▶ _Aim of the exercise_
Each record below needs to be written out exactly as it reads.

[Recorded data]
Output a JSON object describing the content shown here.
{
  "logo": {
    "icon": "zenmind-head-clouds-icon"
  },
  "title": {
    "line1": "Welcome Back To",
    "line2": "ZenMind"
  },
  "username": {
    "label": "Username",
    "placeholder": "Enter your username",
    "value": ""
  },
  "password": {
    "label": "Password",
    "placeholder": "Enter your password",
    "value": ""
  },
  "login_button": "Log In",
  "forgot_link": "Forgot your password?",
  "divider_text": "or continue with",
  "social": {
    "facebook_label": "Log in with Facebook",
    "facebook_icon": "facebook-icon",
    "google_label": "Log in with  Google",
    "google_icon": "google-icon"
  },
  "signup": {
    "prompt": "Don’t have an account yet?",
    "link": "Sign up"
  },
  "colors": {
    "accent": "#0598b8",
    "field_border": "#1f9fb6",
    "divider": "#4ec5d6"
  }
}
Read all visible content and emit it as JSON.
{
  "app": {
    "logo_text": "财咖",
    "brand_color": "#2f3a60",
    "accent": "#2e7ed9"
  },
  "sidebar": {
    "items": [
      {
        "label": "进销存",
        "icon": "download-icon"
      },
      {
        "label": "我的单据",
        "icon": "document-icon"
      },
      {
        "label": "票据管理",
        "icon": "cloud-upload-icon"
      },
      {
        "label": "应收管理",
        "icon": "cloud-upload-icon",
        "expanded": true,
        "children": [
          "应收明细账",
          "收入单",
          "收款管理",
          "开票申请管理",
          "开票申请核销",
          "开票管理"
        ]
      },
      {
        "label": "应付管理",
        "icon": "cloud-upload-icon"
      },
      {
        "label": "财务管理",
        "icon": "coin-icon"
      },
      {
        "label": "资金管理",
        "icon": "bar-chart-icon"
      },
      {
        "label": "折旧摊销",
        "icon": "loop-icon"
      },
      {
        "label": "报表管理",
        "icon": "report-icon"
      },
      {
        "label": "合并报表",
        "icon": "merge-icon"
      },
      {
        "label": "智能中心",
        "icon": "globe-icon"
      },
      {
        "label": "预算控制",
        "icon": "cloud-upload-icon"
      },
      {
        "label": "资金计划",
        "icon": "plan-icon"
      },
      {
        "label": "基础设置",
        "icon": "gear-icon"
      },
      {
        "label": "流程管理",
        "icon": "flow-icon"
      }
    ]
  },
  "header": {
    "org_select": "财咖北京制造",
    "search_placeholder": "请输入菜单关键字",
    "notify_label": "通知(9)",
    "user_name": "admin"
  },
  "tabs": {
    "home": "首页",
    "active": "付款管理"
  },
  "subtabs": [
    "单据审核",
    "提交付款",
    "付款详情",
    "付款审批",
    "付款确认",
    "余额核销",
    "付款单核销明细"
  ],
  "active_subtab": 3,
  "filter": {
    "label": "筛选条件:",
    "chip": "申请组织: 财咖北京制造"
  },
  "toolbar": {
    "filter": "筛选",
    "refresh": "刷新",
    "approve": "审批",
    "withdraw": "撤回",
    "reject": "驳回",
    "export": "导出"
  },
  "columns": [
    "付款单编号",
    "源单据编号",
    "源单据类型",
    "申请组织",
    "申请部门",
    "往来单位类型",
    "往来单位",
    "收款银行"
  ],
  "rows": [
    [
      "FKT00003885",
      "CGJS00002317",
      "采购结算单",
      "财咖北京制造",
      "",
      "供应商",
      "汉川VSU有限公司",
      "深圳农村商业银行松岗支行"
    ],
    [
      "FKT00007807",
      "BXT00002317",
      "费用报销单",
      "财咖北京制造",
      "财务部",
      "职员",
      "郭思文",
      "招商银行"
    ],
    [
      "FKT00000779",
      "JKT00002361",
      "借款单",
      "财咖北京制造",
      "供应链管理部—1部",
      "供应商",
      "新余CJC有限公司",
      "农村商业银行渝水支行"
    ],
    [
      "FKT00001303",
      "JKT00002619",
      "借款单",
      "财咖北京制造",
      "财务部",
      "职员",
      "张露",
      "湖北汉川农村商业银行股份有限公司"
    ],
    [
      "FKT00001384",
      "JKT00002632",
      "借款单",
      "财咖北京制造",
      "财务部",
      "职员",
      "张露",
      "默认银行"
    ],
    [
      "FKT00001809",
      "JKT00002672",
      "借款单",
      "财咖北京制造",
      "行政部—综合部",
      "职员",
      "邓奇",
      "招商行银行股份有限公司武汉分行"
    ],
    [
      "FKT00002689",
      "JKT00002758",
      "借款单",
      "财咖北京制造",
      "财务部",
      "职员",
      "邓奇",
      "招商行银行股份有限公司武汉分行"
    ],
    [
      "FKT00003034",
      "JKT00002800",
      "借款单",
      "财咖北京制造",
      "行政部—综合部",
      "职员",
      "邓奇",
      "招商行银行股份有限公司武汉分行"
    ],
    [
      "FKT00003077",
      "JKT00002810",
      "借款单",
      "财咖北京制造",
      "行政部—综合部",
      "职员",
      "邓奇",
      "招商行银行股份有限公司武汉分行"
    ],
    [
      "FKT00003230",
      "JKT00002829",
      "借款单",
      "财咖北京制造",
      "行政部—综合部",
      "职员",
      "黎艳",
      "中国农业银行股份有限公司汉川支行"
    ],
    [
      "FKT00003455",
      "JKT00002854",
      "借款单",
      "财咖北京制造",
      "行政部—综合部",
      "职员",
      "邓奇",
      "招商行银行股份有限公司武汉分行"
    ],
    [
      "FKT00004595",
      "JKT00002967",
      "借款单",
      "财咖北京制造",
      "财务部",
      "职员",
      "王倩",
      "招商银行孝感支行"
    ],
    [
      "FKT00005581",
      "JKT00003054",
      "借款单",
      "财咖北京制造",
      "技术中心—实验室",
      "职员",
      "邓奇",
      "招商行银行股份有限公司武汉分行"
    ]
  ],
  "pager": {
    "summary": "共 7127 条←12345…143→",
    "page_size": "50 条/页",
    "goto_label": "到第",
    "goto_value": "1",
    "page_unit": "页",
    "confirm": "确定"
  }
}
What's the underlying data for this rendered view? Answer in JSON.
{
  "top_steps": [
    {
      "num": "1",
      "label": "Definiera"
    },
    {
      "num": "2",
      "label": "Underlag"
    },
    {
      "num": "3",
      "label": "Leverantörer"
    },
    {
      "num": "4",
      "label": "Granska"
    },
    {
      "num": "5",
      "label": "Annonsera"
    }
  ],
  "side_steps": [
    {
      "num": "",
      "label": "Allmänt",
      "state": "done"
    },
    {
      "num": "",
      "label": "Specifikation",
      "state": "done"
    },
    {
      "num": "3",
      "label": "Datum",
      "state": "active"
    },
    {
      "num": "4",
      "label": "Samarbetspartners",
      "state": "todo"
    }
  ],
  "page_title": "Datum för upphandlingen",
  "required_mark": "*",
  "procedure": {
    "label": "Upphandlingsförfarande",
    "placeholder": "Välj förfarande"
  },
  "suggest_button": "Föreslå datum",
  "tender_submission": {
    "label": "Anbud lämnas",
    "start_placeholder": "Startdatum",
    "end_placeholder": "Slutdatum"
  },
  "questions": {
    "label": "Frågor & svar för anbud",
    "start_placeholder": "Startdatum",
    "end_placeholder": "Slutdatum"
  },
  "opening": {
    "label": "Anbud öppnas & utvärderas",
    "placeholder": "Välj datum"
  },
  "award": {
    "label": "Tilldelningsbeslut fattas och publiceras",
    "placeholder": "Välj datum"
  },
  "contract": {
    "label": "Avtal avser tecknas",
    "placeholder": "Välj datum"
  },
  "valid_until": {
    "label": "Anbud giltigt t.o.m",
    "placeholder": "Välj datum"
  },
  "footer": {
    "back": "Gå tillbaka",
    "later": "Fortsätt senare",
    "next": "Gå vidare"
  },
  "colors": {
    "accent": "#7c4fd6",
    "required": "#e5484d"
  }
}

▶ _Written solution_
Output a JSON object describing the content shown here.
{
  "logo": {
    "icon": "zenmind-head-clouds-icon"
  },
  "title": {
    "line1": "Welcome Back To",
    "line2": "ZenMind"
  },
  "username": {
    "label": "Username",
    "placeholder": "Enter your username",
    "value": ""
  },
  "password": {
    "label": "Password",
    "placeholder": "Enter your password",
    "value": ""
  },
  "login_button": "Log In",
  "forgot_link": "Forgot your password?",
  "divider_text": "or continue with",
  "social": {
    "facebook_label": "Log in with Facebook",
    "facebook_icon": "facebook-icon",
    "google_label": "Log in with  Google",
    "google_icon": "google-icon"
  },
  "signup": {
    "prompt": "Don’t have an account yet?",
    "link": "Sign up"
  },
  "colors": {
    "accent": "#0598b8",
    "field_border": "#1f9fb6",
    "divider": "#4ec5d6"
  }
}
Read all visible content and emit it as JSON.
{
  "app": {
    "logo_text": "财咖",
    "brand_color": "#2f3a60",
    "accent": "#2e7ed9"
  },
  "sidebar": {
    "items": [
      {
        "label": "进销存",
        "icon": "download-icon"
      },
      {
        "label": "我的单据",
        "icon": "document-icon"
      },
      {
        "label": "票据管理",
        "icon": "cloud-upload-icon"
      },
      {
        "label": "应收管理",
        "icon": "cloud-upload-icon",
        "expanded": true,
        "children": [
          "应收明细账",
          "收入单",
          "收款管理",
          "开票申请管理",
          "开票申请核销",
          "开票管理"
        ]
      },
      {
        "label": "应付管理",
        "icon": "cloud-upload-icon"
      },
      {
        "label": "财务管理",
        "icon": "coin-icon"
      },
      {
        "label": "资金管理",
        "icon": "bar-chart-icon"
      },
      {
        "label": "折旧摊销",
        "icon": "loop-icon"
      },
      {
        "label": "报表管理",
        "icon": "report-icon"
      },
      {
        "label": "合并报表",
        "icon": "merge-icon"
      },
      {
        "label": "智能中心",
        "icon": "globe-icon"
      },
      {
        "label": "预算控制",
        "icon": "cloud-upload-icon"
      },
      {
        "label": "资金计划",
        "icon": "plan-icon"
      },
      {
        "label": "基础设置",
        "icon": "gear-icon"
      },
      {
        "label": "流程管理",
        "icon": "flow-icon"
      }
    ]
  },
  "header": {
    "org_select": "财咖北京制造",
    "search_placeholder": "请输入菜单关键字",
    "notify_label": "通知(9)",
    "user_name": "admin"
  },
  "tabs": {
    "home": "首页",
    "active": "付款管理"
  },
  "subtabs": [
    "单据审核",
    "提交付款",
    "付款详情",
    "付款审批",
    "付款确认",
    "余额核销",
    "付款单核销明细"
  ],
  "active_subtab": 3,
  "filter": {
    "label": "筛选条件:",
    "chip": "申请组织: 财咖北京制造"
  },
  "toolbar": {
    "filter": "筛选",
    "refresh": "刷新",
    "approve": "审批",
    "withdraw": "撤回",
    "reject": "驳回",
    "export": "导出"
  },
  "columns": [
    "付款单编号",
    "源单据编号",
    "源单据类型",
    "申请组织",
    "申请部门",
    "往来单位类型",
    "往来单位",
    "收款银行"
  ],
  "rows": [
    [
      "FKT00003885",
      "CGJS00002317",
      "采购结算单",
      "财咖北京制造",
      "",
      "供应商",
      "汉川VSU有限公司",
      "深圳农村商业银行松岗支行"
    ],
    [
      "FKT00007807",
      "BXT00002317",
      "费用报销单",
      "财咖北京制造",
      "财务部",
      "职员",
      "郭思文",
      "招商银行"
    ],
    [
      "FKT00000779",
      "JKT00002361",
      "借款单",
      "财咖北京制造",
      "供应链管理部—1部",
      "供应商",
      "新余CJC有限公司",
      "农村商业银行渝水支行"
    ],
    [
      "FKT00001303",
      "JKT00002619",
      "借款单",
      "财咖北京制造",
      "财务部",
      "职员",
      "张露",
      "湖北汉川农村商业银行股份有限公司"
    ],
    [
      "FKT00001384",
      "JKT00002632",
      "借款单",
      "财咖北京制造",
      "财务部",
      "职员",
      "张露",
      "默认银行"
    ],
    [
      "FKT00001809",
      "JKT00002672",
      "借款单",
      "财咖北京制造",
      "行政部—综合部",
      "职员",
      "邓奇",
      "招商行银行股份有限公司武汉分行"
    ],
    [
      "FKT00002689",
      "JKT00002758",
      "借款单",
      "财咖北京制造",
      "财务部",
      "职员",
      "邓奇",
      "招商行银行股份有限公司武汉分行"
    ],
    [
      "FKT00003034",
      "JKT00002800",
      "借款单",
      "财咖北京制造",
      "行政部—综合部",
      "职员",
      "邓奇",
      "招商行银行股份有限公司武汉分行"
    ],
    [
      "FKT00003077",
      "JKT00002810",
      "借款单",
      "财咖北京制造",
      "行政部—综合部",
      "职员",
      "邓奇",
      "招商行银行股份有限公司武汉分行"
    ],
    [
      "FKT00003230",
      "JKT00002829",
      "借款单",
      "财咖北京制造",
      "行政部—综合部",
      "职员",
      "黎艳",
      "中国农业银行股份有限公司汉川支行"
    ],
    [
      "FKT00003455",
      "JKT00002854",
      "借款单",
      "财咖北京制造",
      "行政部—综合部",
      "职员",
      "邓奇",
      "招商行银行股份有限公司武汉分行"
    ],
    [
      "FKT00004595",
      "JKT00002967",
      "借款单",
      "财咖北京制造",
      "财务部",
      "职员",
      "王倩",
      "招商银行孝感支行"
    ],
    [
      "FKT00005581",
      "JKT00003054",
      "借款单",
      "财咖北京制造",
      "技术中心—实验室",
      "职员",
      "邓奇",
      "招商行银行股份有限公司武汉分行"
    ]
  ],
  "pager": {
    "summary": "共 7127 条←12345…143→",
    "page_size": "50 条/页",
    "goto_label": "到第",
    "goto_value": "1",
    "page_unit": "页",
    "confirm": "确定"
  }
}
What's the underlying data for this rendered view? Answer in JSON.
{
  "top_steps": [
    {
      "num": "1",
      "label": "Definiera"
    },
    {
      "num": "2",
      "label": "Underlag"
    },
    {
      "num": "3",
      "label": "Leverantörer"
    },
    {
      "num": "4",
      "label": "Granska"
    },
    {
      "num": "5",
      "label": "Annonsera"
    }
  ],
  "side_steps": [
    {
      "num": "",
      "label": "Allmänt",
      "state": "done"
    },
    {
      "num": "",
      "label": "Specifikation",
      "state": "done"
    },
    {
      "num": "3",
      "label": "Datum",
      "state": "active"
    },
    {
      "num": "4",
      "label": "Samarbetspartners",
      "state": "todo"
    }
  ],
  "page_title": "Datum för upphandlingen",
  "required_mark": "*",
  "procedure": {
    "label": "Upphandlingsförfarande",
    "placeholder": "Välj förfarande"
  },
  "suggest_button": "Föreslå datum",
  "tender_submission": {
    "label": "Anbud lämnas",
    "start_placeholder": "Startdatum",
    "end_placeholder": "Slutdatum"
  },
  "questions": {
    "label": "Frågor & svar för anbud",
    "start_placeholder": "Startdatum",
    "end_placeholder": "Slutdatum"
  },
  "opening": {
    "label": "Anbud öppnas & utvärderas",
    "placeholder": "Välj datum"
  },
  "award": {
    "label": "Tilldelningsbeslut fattas och publiceras",
    "placeholder": "Välj datum"
  },
  "contract": {
    "label": "Avtal avser tecknas",
    "placeholder": "Välj datum"
  },
  "valid_until": {
    "label": "Anbud giltigt t.o.m",
    "placeholder": "Välj datum"
  },
  "footer": {
    "back": "Gå tillbaka",
    "later": "Fortsätt senare",
    "next": "Gå vidare"
  },
  "colors": {
    "accent": "#7c4fd6",
    "required": "#e5484d"
  }
}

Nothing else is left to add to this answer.